Start of Information provided
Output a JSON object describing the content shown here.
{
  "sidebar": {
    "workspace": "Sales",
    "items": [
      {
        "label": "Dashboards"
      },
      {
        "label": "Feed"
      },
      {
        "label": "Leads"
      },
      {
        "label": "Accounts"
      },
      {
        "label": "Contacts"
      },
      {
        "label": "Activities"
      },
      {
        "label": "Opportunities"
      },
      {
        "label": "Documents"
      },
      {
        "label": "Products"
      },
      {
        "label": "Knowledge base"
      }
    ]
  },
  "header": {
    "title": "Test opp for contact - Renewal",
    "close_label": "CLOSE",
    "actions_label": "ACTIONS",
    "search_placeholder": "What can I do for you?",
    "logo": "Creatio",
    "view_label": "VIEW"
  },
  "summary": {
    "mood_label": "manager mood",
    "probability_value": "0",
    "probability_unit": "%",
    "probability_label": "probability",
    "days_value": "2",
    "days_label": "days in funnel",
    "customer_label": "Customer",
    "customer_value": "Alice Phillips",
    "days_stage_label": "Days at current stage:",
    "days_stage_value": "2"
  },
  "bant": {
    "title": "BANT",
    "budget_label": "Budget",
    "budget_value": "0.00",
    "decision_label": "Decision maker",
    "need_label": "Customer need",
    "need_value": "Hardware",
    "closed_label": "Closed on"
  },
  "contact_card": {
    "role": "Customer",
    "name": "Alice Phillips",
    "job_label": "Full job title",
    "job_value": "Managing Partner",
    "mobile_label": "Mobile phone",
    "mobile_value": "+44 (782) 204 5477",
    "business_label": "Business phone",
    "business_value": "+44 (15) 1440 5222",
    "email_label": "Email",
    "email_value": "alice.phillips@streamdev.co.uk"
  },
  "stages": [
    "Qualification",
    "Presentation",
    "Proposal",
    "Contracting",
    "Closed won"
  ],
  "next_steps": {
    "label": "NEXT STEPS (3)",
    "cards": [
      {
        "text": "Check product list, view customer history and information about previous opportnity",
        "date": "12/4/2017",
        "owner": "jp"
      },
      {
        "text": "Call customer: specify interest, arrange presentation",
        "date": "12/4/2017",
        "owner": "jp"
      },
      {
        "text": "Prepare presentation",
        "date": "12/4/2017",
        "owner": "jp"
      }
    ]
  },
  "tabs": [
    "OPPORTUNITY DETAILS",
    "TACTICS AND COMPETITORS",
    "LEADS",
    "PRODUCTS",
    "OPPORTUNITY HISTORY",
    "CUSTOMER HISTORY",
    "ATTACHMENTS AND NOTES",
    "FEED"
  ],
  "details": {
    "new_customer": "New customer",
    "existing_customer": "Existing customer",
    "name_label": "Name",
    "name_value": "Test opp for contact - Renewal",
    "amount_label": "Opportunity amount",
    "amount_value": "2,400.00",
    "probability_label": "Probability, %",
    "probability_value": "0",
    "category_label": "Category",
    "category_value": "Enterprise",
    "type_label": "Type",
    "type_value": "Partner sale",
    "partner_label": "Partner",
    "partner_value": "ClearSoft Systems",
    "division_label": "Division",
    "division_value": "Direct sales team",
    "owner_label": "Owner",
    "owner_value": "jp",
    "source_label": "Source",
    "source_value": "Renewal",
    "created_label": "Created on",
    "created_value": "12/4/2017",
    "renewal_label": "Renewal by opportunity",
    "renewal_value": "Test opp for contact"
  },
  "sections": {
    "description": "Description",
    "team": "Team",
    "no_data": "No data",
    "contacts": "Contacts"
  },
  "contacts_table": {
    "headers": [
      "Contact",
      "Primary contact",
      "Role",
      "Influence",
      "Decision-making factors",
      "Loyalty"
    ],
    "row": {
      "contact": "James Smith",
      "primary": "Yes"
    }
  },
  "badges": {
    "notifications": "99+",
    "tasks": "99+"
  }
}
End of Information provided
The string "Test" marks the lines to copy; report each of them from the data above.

    "title": "Test opp for contact - Renewal",
    "name_value": "Test opp for contact - Renewal",
    "renewal_value": "Test opp for contact"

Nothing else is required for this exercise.